[App and web page records]
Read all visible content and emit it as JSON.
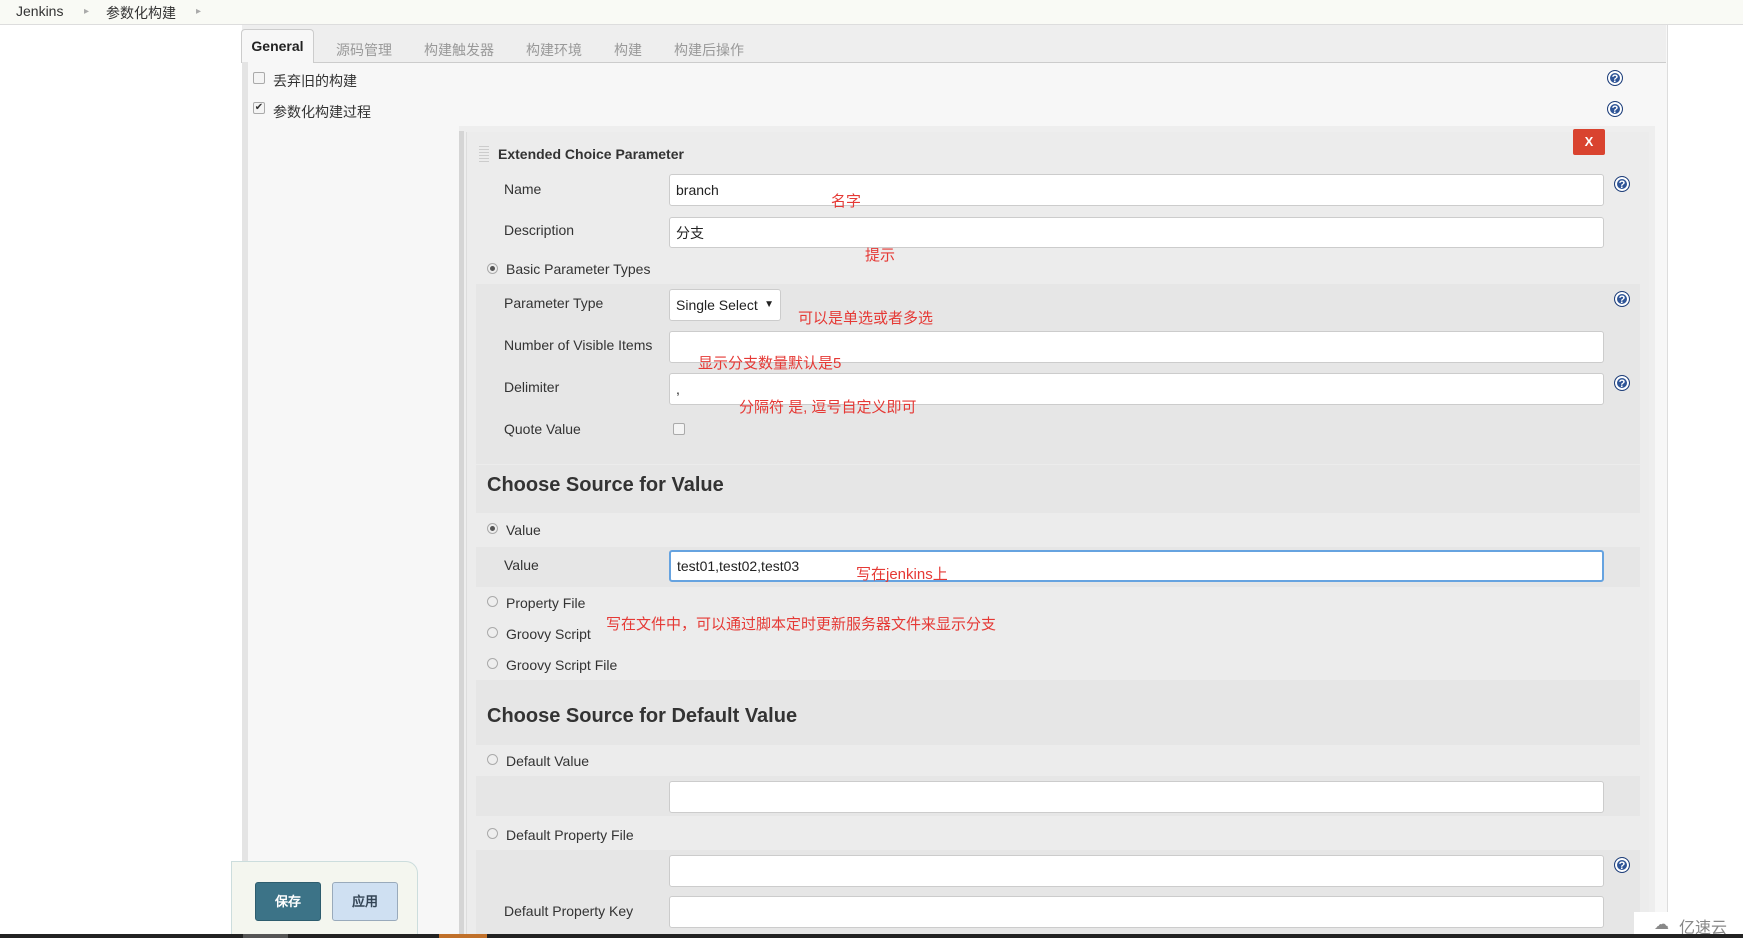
{
  "breadcrumb": {
    "items": [
      "Jenkins",
      "参数化构建"
    ]
  },
  "tabs": [
    {
      "label": "General",
      "active": true
    },
    {
      "label": "源码管理"
    },
    {
      "label": "构建触发器"
    },
    {
      "label": "构建环境"
    },
    {
      "label": "构建"
    },
    {
      "label": "构建后操作"
    }
  ],
  "general": {
    "discard_old": {
      "label": "丢弃旧的构建",
      "checked": false
    },
    "parameterized": {
      "label": "参数化构建过程",
      "checked": true
    }
  },
  "param": {
    "title": "Extended Choice Parameter",
    "delete_label": "X",
    "name_label": "Name",
    "name_value": "branch",
    "description_label": "Description",
    "description_value": "分支",
    "basic_types_label": "Basic Parameter Types",
    "param_type_label": "Parameter Type",
    "param_type_value": "Single Select",
    "visible_items_label": "Number of Visible Items",
    "visible_items_value": "",
    "delimiter_label": "Delimiter",
    "delimiter_value": ",",
    "quote_value_label": "Quote Value",
    "source_heading": "Choose Source for Value",
    "source_options": [
      "Value",
      "Property File",
      "Groovy Script",
      "Groovy Script File"
    ],
    "value_label": "Value",
    "value_value": "test01,test02,test03",
    "default_heading": "Choose Source for Default Value",
    "default_value_label": "Default Value",
    "default_value_value": "",
    "default_property_file_label": "Default Property File",
    "default_property_file_value": "",
    "default_property_key_label": "Default Property Key",
    "default_property_key_value": ""
  },
  "annotations": {
    "name": "名字",
    "description": "提示",
    "param_type": "可以是单选或者多选",
    "visible_items": "显示分支数量默认是5",
    "delimiter": "分隔符 是, 逗号自定义即可",
    "value": "写在jenkins上",
    "file": "写在文件中，可以通过脚本定时更新服务器文件来显示分支"
  },
  "buttons": {
    "save": "保存",
    "apply": "应用"
  },
  "watermark": "亿速云",
  "colors": {
    "annotation": "#e53935",
    "delete": "#d9432f",
    "save": "#3c7387",
    "apply": "#cfe0f2",
    "focus": "#66a3e0"
  }
}
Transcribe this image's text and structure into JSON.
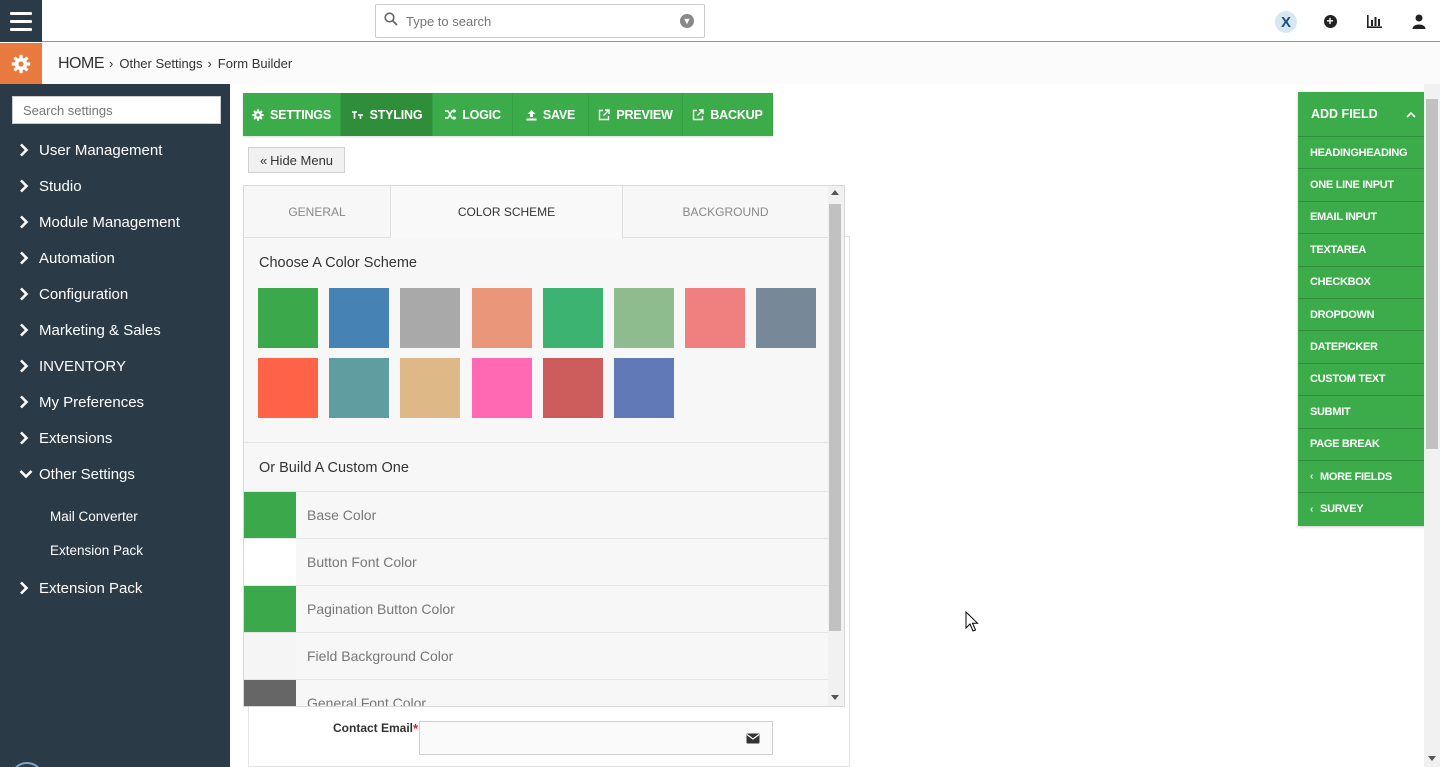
{
  "topbar": {
    "search_placeholder": "Type to search"
  },
  "breadcrumb": {
    "home": "HOME",
    "items": [
      "Other Settings",
      "Form Builder"
    ]
  },
  "sidebar": {
    "search_placeholder": "Search settings",
    "items": [
      {
        "label": "User Management",
        "icon": "chevron-right-icon"
      },
      {
        "label": "Studio",
        "icon": "chevron-right-icon"
      },
      {
        "label": "Module Management",
        "icon": "chevron-right-icon"
      },
      {
        "label": "Automation",
        "icon": "chevron-right-icon"
      },
      {
        "label": "Configuration",
        "icon": "chevron-right-icon"
      },
      {
        "label": "Marketing & Sales",
        "icon": "chevron-right-icon"
      },
      {
        "label": "INVENTORY",
        "icon": "chevron-right-icon"
      },
      {
        "label": "My Preferences",
        "icon": "chevron-right-icon"
      },
      {
        "label": "Extensions",
        "icon": "chevron-right-icon"
      },
      {
        "label": "Other Settings",
        "icon": "chevron-down-icon"
      }
    ],
    "sub_items": [
      "Mail Converter",
      "Extension Pack"
    ],
    "last_item": {
      "label": "Extension Pack",
      "icon": "chevron-right-icon"
    }
  },
  "toolbar": {
    "buttons": [
      {
        "label": "SETTINGS",
        "icon": "gear-icon"
      },
      {
        "label": "STYLING",
        "icon": "text-size-icon"
      },
      {
        "label": "LOGIC",
        "icon": "shuffle-icon"
      },
      {
        "label": "SAVE",
        "icon": "upload-icon"
      },
      {
        "label": "PREVIEW",
        "icon": "external-link-icon"
      },
      {
        "label": "BACKUP",
        "icon": "external-link-icon"
      }
    ],
    "active": "STYLING"
  },
  "hide_menu": {
    "label": "Hide Menu",
    "icon": "double-chevron-left-icon"
  },
  "styling_panel": {
    "tabs": [
      "GENERAL",
      "COLOR SCHEME",
      "BACKGROUND"
    ],
    "active_tab": "COLOR SCHEME",
    "choose_title": "Choose A Color Scheme",
    "swatches": [
      "#3ba84b",
      "#4682b4",
      "#a9a9a9",
      "#e9967a",
      "#3cb371",
      "#8fbc8f",
      "#f08080",
      "#778899",
      "#ff6347",
      "#5f9ea0",
      "#deb887",
      "#ff69b4",
      "#cd5c5c",
      "#6279b8"
    ],
    "custom_title": "Or Build A Custom One",
    "custom_rows": [
      {
        "label": "Base Color",
        "color": "#3ba84b"
      },
      {
        "label": "Button Font Color",
        "color": "#ffffff"
      },
      {
        "label": "Pagination Button Color",
        "color": "#3ba84b"
      },
      {
        "label": "Field Background Color",
        "color": "#f5f5f5"
      },
      {
        "label": "General Font Color",
        "color": "#666666"
      }
    ]
  },
  "form": {
    "contact_label": "Contact Email",
    "required_mark": "*"
  },
  "add_field": {
    "title": "ADD FIELD",
    "items": [
      "HEADINGHEADING",
      "ONE LINE INPUT",
      "EMAIL INPUT",
      "TEXTAREA",
      "CHECKBOX",
      "DROPDOWN",
      "DATEPICKER",
      "CUSTOM TEXT",
      "SUBMIT",
      "PAGE BREAK"
    ],
    "expandable": [
      "MORE FIELDS",
      "SURVEY"
    ]
  },
  "colors": {
    "accent_green": "#3cac4a",
    "sidebar_bg": "#2b3a47",
    "orange": "#e8793f"
  }
}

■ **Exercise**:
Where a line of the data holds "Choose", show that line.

■ **Reply**:
    "source_heading": "Choose Source for Value",
    "default_heading": "Choose Source for Default Value",
    "choose_title": "Choose A Color Scheme",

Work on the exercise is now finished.